The answer should be every line below, retyped exactly.

• [RECORDS SUPPLIED]
▬▬▬

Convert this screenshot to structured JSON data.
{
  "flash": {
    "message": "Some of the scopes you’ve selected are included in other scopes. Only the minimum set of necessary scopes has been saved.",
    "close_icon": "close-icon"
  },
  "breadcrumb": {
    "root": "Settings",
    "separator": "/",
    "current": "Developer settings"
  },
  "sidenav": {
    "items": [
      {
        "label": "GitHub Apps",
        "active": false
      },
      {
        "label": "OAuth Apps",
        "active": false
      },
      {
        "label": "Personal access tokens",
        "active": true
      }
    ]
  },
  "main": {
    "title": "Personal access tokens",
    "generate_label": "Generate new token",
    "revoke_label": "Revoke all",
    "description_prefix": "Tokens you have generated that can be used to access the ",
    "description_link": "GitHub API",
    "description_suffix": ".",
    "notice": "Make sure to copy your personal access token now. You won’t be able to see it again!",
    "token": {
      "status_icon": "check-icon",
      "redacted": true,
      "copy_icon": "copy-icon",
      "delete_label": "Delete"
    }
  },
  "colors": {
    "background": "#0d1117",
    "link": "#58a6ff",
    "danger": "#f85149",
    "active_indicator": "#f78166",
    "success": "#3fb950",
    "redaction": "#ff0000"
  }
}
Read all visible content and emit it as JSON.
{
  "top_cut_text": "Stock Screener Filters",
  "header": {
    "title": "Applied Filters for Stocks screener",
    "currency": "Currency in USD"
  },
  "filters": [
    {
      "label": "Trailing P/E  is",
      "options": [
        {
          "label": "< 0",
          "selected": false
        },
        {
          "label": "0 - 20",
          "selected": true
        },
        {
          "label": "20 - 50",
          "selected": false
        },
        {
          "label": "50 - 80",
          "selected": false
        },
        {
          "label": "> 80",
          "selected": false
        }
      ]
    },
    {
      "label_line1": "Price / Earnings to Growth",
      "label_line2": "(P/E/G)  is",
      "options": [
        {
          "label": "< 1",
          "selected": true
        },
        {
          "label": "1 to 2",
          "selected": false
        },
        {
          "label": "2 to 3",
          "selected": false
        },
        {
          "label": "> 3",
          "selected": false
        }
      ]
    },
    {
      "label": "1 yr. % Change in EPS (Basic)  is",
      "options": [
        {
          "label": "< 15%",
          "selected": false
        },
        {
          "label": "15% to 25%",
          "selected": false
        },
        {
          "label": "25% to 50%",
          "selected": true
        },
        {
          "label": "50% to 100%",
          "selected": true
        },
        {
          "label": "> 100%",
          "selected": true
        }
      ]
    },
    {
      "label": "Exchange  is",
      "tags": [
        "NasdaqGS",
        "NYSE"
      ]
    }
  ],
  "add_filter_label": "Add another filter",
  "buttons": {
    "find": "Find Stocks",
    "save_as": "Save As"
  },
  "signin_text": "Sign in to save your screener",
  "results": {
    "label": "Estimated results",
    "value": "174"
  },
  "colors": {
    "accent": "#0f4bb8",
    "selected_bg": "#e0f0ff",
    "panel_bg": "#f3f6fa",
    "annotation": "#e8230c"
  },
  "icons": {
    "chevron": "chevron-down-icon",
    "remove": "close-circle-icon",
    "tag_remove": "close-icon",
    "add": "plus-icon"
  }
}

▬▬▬

• [OUTPUT FOR THIS EXERCISE]
Convert this screenshot to structured JSON data.
{
  "flash": {
    "message": "Some of the scopes you’ve selected are included in other scopes. Only the minimum set of necessary scopes has been saved.",
    "close_icon": "close-icon"
  },
  "breadcrumb": {
    "root": "Settings",
    "separator": "/",
    "current": "Developer settings"
  },
  "sidenav": {
    "items": [
      {
        "label": "GitHub Apps",
        "active": false
      },
      {
        "label": "OAuth Apps",
        "active": false
      },
      {
        "label": "Personal access tokens",
        "active": true
      }
    ]
  },
  "main": {
    "title": "Personal access tokens",
    "generate_label": "Generate new token",
    "revoke_label": "Revoke all",
    "description_prefix": "Tokens you have generated that can be used to access the ",
    "description_link": "GitHub API",
    "description_suffix": ".",
    "notice": "Make sure to copy your personal access token now. You won’t be able to see it again!",
    "token": {
      "status_icon": "check-icon",
      "redacted": true,
      "copy_icon": "copy-icon",
      "delete_label": "Delete"
    }
  },
  "colors": {
    "background": "#0d1117",
    "link": "#58a6ff",
    "danger": "#f85149",
    "active_indicator": "#f78166",
    "success": "#3fb950",
    "redaction": "#ff0000"
  }
}
Read all visible content and emit it as JSON.
{
  "top_cut_text": "Stock Screener Filters",
  "header": {
    "title": "Applied Filters for Stocks screener",
    "currency": "Currency in USD"
  },
  "filters": [
    {
      "label": "Trailing P/E  is",
      "options": [
        {
          "label": "< 0",
          "selected": false
        },
        {
          "label": "0 - 20",
          "selected": true
        },
        {
          "label": "20 - 50",
          "selected": false
        },
        {
          "label": "50 - 80",
          "selected": false
        },
        {
          "label": "> 80",
          "selected": false
        }
      ]
    },
    {
      "label_line1": "Price / Earnings to Growth",
      "label_line2": "(P/E/G)  is",
      "options": [
        {
          "label": "< 1",
          "selected": true
        },
        {
          "label": "1 to 2",
          "selected": false
        },
        {
          "label": "2 to 3",
          "selected": false
        },
        {
          "label": "> 3",
          "selected": false
        }
      ]
    },
    {
      "label": "1 yr. % Change in EPS (Basic)  is",
      "options": [
        {
          "label": "< 15%",
          "selected": false
        },
        {
          "label": "15% to 25%",
          "selected": false
        },
        {
          "label": "25% to 50%",
          "selected": true
        },
        {
          "label": "50% to 100%",
          "selected": true
        },
        {
          "label": "> 100%",
          "selected": true
        }
      ]
    },
    {
      "label": "Exchange  is",
      "tags": [
        "NasdaqGS",
        "NYSE"
      ]
    }
  ],
  "add_filter_label": "Add another filter",
  "buttons": {
    "find": "Find Stocks",
    "save_as": "Save As"
  },
  "signin_text": "Sign in to save your screener",
  "results": {
    "label": "Estimated results",
    "value": "174"
  },
  "colors": {
    "accent": "#0f4bb8",
    "selected_bg": "#e0f0ff",
    "panel_bg": "#f3f6fa",
    "annotation": "#e8230c"
  },
  "icons": {
    "chevron": "chevron-down-icon",
    "remove": "close-circle-icon",
    "tag_remove": "close-icon",
    "add": "plus-icon"
  }
}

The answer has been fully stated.